● **Assigned task**:
Every line of the records that holds the word "information" should be copied.

(Dataset records)
⁂
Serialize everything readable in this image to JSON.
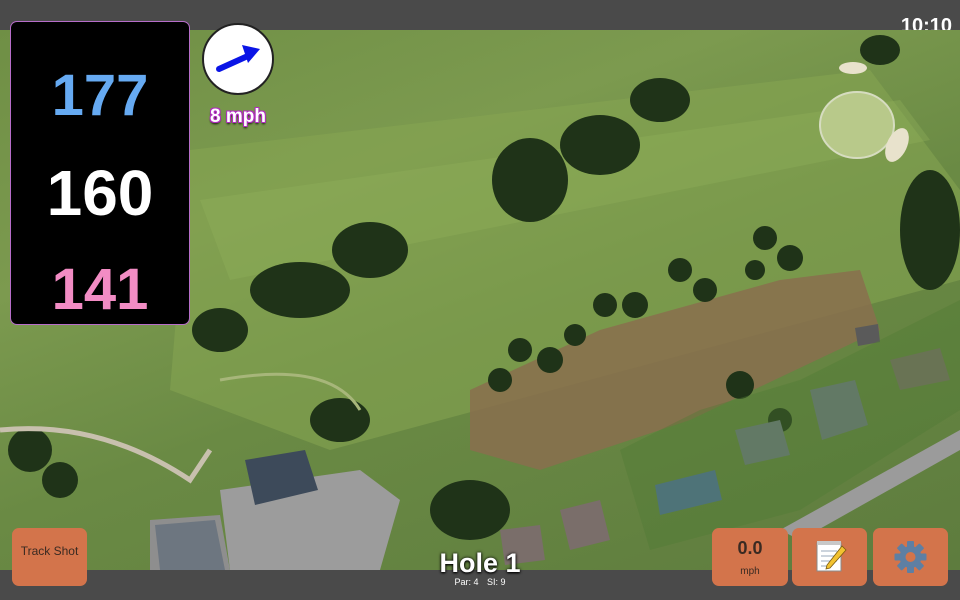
{
  "status": {
    "time": "10:10"
  },
  "distances": {
    "back": "177",
    "middle": "160",
    "front": "141",
    "colors": {
      "back": "#66aaf2",
      "middle": "#ffffff",
      "front": "#f28cc4"
    }
  },
  "wind": {
    "speed_label": "8 mph",
    "arrow_color": "#0a14e6",
    "icon": "wind-direction-arrow"
  },
  "buttons": {
    "track_shot": "Track Shot",
    "speed_value": "0.0",
    "speed_unit": "mph",
    "notes_icon": "notepad-icon",
    "settings_icon": "gear-icon"
  },
  "hole": {
    "title": "Hole 1",
    "par": "Par: 4",
    "si": "SI: 9"
  },
  "colors": {
    "button_bg": "#d3744b",
    "bar_bg": "#4a4a4a",
    "panel_accent": "#b66dc9"
  }
}
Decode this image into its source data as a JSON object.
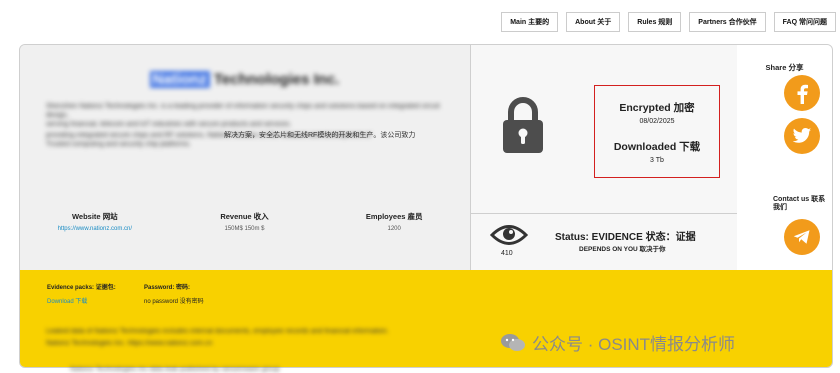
{
  "nav": {
    "items": [
      "Main 主要的",
      "About 关于",
      "Rules 规则",
      "Partners 合作伙伴",
      "FAQ 常问问题"
    ]
  },
  "company": {
    "name_highlight": "Nationz",
    "name_rest": "Technologies Inc.",
    "description_line1": "Shenzhen Nationz Technologies Inc. is a leading provider of information security chips and solutions based on integrated circuit design,",
    "description_line2": "serving financial, telecom and IoT industries with secure products and services.",
    "description_line3": "providing integrated secure chips and RF solutions, Nationz focuses on the research and development of",
    "description_tail": "解决方案，安全芯片和无线RF模块的开发和生产。该公司致力",
    "description_line4": "Trusted computing and security chip platforms."
  },
  "stats": {
    "website_label": "Website 网站",
    "website_value": "https://www.nationz.com.cn/",
    "revenue_label": "Revenue 收入",
    "revenue_value": "150M$ 150m $",
    "employees_label": "Employees 雇员",
    "employees_value": "1200"
  },
  "encryption": {
    "encrypted_label": "Encrypted 加密",
    "encrypted_date": "08/02/2025",
    "downloaded_label": "Downloaded 下载",
    "downloaded_size": "3 Tb"
  },
  "status": {
    "views": "410",
    "label": "Status: EVIDENCE 状态：证据",
    "sub": "DEPENDS ON YOU 取决于你"
  },
  "sidebar": {
    "share_label": "Share 分享",
    "contact_label": "Contact us 联系我们"
  },
  "footer": {
    "evidence_label": "Evidence packs: 证据包:",
    "download_link": "Download 下载",
    "password_label": "Password: 密码:",
    "password_value": "no password 没有密码",
    "blur_line1": "Leaked data of Nationz Technologies includes internal documents, employee records and financial information.",
    "blur_line2": "Nationz Technologies Inc. https://www.nationz.com.cn"
  },
  "watermark": "公众号 · OSINT情报分析师",
  "bottom_text": "Nationz Technologies Inc data leak published by ransomware group",
  "colors": {
    "accent_orange": "#f29b1b",
    "footer_yellow": "#f8d100",
    "frame_red": "#d3201f",
    "link_blue": "#1a8cc4"
  },
  "icons": [
    "lock-icon",
    "eye-icon",
    "facebook-icon",
    "twitter-icon",
    "telegram-icon",
    "wechat-icon"
  ]
}
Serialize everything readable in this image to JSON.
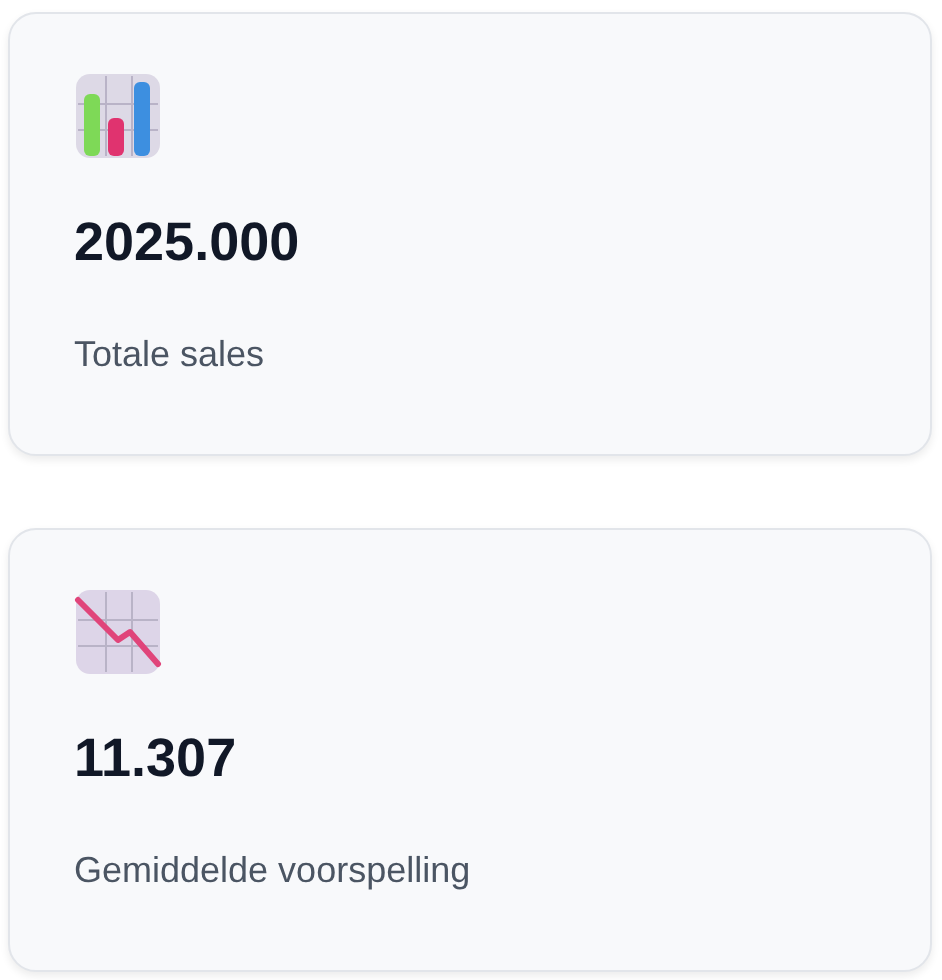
{
  "cards": [
    {
      "kind": "bar",
      "value": "2025.000",
      "label": "Totale sales"
    },
    {
      "kind": "trend",
      "value": "11.307",
      "label": "Gemiddelde voorspelling"
    }
  ]
}
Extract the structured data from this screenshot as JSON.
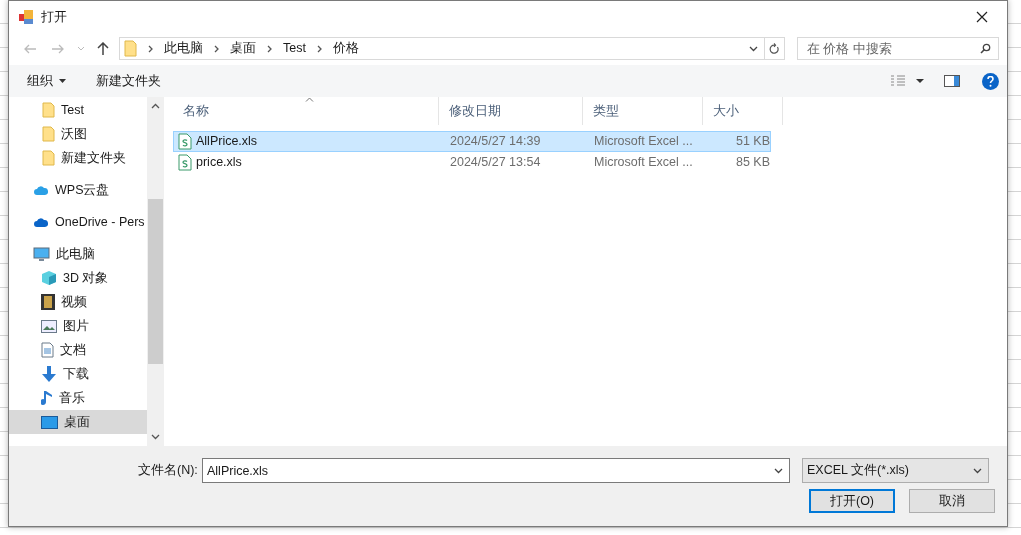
{
  "window": {
    "title": "打开"
  },
  "address_bar": {
    "crumbs": [
      "此电脑",
      "桌面",
      "Test",
      "价格"
    ]
  },
  "search": {
    "placeholder": "在 价格 中搜索"
  },
  "toolbar": {
    "organize": "组织",
    "new_folder": "新建文件夹"
  },
  "nav_pane": {
    "quick_access_children": [
      {
        "label": "Test",
        "kind": "folder",
        "selected": false
      },
      {
        "label": "沃图",
        "kind": "folder",
        "selected": false
      },
      {
        "label": "新建文件夹",
        "kind": "folder",
        "selected": false
      }
    ],
    "items": [
      {
        "label": "WPS云盘",
        "kind": "cloud",
        "selected": false
      },
      {
        "label": "OneDrive - Pers",
        "kind": "onedrive",
        "selected": false
      },
      {
        "label": "此电脑",
        "kind": "pc",
        "selected": false,
        "children": [
          {
            "label": "3D 对象",
            "kind": "cube",
            "selected": false
          },
          {
            "label": "视频",
            "kind": "video",
            "selected": false
          },
          {
            "label": "图片",
            "kind": "picture",
            "selected": false
          },
          {
            "label": "文档",
            "kind": "doc",
            "selected": false
          },
          {
            "label": "下载",
            "kind": "download",
            "selected": false
          },
          {
            "label": "音乐",
            "kind": "music",
            "selected": false
          },
          {
            "label": "桌面",
            "kind": "desktop",
            "selected": true
          }
        ]
      }
    ]
  },
  "file_list": {
    "columns": [
      "名称",
      "修改日期",
      "类型",
      "大小"
    ],
    "rows": [
      {
        "name": "AllPrice.xls",
        "modified": "2024/5/27 14:39",
        "type": "Microsoft Excel ...",
        "size": "51 KB",
        "selected": true
      },
      {
        "name": "price.xls",
        "modified": "2024/5/27 13:54",
        "type": "Microsoft Excel ...",
        "size": "85 KB",
        "selected": false
      }
    ]
  },
  "footer": {
    "filename_label": "文件名(N):",
    "filename_value": "AllPrice.xls",
    "filter": "EXCEL 文件(*.xls)",
    "open_button": "打开(O)",
    "cancel_button": "取消"
  }
}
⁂
● **Solution**:
    "description_line1": "Shenzhen Nationz Technologies Inc. is a leading provider of information security chips and solutions based on integrated circuit design,",
    "blur_line1": "Leaked data of Nationz Technologies includes internal documents, employee records and financial information.",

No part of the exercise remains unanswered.